Games are not good. Or at least that’s what many people would have you believe. In English idiom, the exhortation to “stop playing games” implies manipulation, prevarication, even procrastination.
Yet many games teach us very good softskills. Some form of conversation is always necessary for a game to progress. Many games take social interaction to new heights by placing a premium on negotiation. In Monopoly, deals to waive interest, exchange property and form strategic alliances are common in multiplayer games.
For example : No player can win – or even hope to survive – without engaging with others and learning to smell false promises in military games. Its central attraction lies in the negotiations, alliances, betrayals, poker faces and backstabbing that follow.
Ack! The computer ate my term paper! We’ve all been there at some point. You delete an important file, somehow it skips your Recycle Bin altogether, and for all practical purposes, it’s disappeared into the ether. But before you hit the big red panic button, there’s a very good chance that your file is still alive and kicking somewhere on your hard drive—you just need to know how to find it. With the right tools, finding and recovering that deleted file can be as simple as a few clicks of your mouse.

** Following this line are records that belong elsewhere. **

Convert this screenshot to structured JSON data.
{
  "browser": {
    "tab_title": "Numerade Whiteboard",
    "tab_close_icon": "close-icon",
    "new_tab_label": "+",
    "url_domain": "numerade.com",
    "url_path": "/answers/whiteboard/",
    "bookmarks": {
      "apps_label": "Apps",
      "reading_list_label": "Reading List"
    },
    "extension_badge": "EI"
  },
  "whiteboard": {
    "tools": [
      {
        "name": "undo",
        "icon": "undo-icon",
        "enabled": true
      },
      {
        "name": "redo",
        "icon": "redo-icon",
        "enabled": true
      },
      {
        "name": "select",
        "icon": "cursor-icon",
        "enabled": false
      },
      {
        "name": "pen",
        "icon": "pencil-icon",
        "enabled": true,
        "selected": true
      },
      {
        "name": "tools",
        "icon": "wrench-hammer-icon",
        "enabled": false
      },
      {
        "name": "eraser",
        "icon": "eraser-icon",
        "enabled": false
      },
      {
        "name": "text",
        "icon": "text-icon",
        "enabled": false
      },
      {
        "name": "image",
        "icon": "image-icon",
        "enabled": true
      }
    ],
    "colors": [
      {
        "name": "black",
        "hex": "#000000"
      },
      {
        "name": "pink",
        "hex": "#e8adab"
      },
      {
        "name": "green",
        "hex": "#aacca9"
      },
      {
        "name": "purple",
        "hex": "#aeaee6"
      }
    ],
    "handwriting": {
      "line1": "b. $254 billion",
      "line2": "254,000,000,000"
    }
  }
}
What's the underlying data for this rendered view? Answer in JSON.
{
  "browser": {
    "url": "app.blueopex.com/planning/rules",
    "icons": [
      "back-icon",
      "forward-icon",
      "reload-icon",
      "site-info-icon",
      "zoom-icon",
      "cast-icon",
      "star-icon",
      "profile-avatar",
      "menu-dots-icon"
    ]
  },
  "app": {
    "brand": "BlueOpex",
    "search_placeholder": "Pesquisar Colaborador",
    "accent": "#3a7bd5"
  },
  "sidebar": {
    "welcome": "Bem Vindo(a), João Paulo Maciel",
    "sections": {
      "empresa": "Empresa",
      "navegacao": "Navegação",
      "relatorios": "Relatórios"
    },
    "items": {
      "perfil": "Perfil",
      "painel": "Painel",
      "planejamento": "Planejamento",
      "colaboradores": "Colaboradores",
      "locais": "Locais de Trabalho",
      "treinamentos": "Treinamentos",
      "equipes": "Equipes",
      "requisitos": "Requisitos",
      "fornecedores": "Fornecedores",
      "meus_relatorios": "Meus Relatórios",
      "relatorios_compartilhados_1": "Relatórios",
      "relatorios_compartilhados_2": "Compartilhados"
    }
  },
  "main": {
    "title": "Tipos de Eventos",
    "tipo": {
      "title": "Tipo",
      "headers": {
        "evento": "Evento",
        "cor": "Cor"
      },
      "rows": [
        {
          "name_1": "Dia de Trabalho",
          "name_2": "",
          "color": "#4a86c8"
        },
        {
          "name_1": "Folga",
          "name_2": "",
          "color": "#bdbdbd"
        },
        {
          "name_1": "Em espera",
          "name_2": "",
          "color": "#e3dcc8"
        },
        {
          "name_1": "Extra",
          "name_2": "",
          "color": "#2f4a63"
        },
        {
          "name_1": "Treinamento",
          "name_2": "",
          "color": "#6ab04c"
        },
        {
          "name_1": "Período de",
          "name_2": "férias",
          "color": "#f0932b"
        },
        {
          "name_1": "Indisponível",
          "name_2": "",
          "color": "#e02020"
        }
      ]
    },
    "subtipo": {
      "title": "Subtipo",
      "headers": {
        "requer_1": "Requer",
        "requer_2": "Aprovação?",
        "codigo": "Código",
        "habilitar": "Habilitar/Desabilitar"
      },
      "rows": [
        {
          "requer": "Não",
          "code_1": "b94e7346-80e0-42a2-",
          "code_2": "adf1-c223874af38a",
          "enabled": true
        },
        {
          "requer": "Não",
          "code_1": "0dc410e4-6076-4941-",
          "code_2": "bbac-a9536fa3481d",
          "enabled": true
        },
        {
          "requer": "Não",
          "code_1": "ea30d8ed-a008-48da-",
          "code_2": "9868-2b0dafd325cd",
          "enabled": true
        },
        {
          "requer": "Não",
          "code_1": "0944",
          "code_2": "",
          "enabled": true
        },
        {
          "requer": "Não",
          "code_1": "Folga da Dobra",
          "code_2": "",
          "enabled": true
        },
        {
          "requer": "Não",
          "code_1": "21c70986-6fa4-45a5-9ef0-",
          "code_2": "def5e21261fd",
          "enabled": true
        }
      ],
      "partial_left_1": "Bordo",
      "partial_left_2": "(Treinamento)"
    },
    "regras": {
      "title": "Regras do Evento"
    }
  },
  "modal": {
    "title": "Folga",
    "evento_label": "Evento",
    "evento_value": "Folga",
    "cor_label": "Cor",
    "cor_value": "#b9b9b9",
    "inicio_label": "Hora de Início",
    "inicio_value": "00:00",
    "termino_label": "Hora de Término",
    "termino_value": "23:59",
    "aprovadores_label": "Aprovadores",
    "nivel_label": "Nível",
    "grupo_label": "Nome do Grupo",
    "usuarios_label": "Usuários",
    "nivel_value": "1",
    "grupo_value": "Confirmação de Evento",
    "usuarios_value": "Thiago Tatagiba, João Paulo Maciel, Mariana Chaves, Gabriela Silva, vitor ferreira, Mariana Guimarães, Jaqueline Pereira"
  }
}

Customer relationship management (CRM) is a term applied to processes implemented by a company to handle its contact with its customers. CRM software is used to support these processes, storing information on current and prospective customers. Information in the system can be accessed and entered by employees in different departments, such as sales, marketing, customer service, training, professional development, performance management, human resource development, and compensation. Details on any customer contacts can also be stored in the system. The rationale behind this approach is to improve services provided directly to customers and to use the information in the system for targeted marketing While the term is generally used to refer to a software-based approach to handling customer relationships, most CRM software vendors stress that a successful CRM strategy requires a holistic approach. CRM initiatives often fail because implementation was limited to software installation without providing the appropriate motivations for employees to learn, provide input, and take full advantage of the information systems.
There are several products out there that could get the job done, but just like with all product selections first get an understanding of what you would like to do. Based upon that given feature set you’ll be able to decide which products can be eliminated quite easily. Today I’m going to present four products where two are OpenSource products (with community editions) and two from a SaaS (Software as a Service).
2009 Budgets are in and for many who oversee the Operations and IT Budget, you are probably challenged to reduce your capital budget by at least 40% lower than what you originally put in. As the pressure to cut continues, you may want to rethink about the software vendors you have selected to introduce into the Enterprise, or even think about replacing your legacy Enterprise applications with more cost effective open source alternatives.
Out of his 25 apps, I must say that we’re using about 5… 😉 Despite being an OSS believer, be aware that these solutions just shift costs from the cost center “license” to “payroll” and that every integration creates a “lockin”… Do OSS because you believe in the “Open” aspect or where you don’t want to go for enterprise grade support!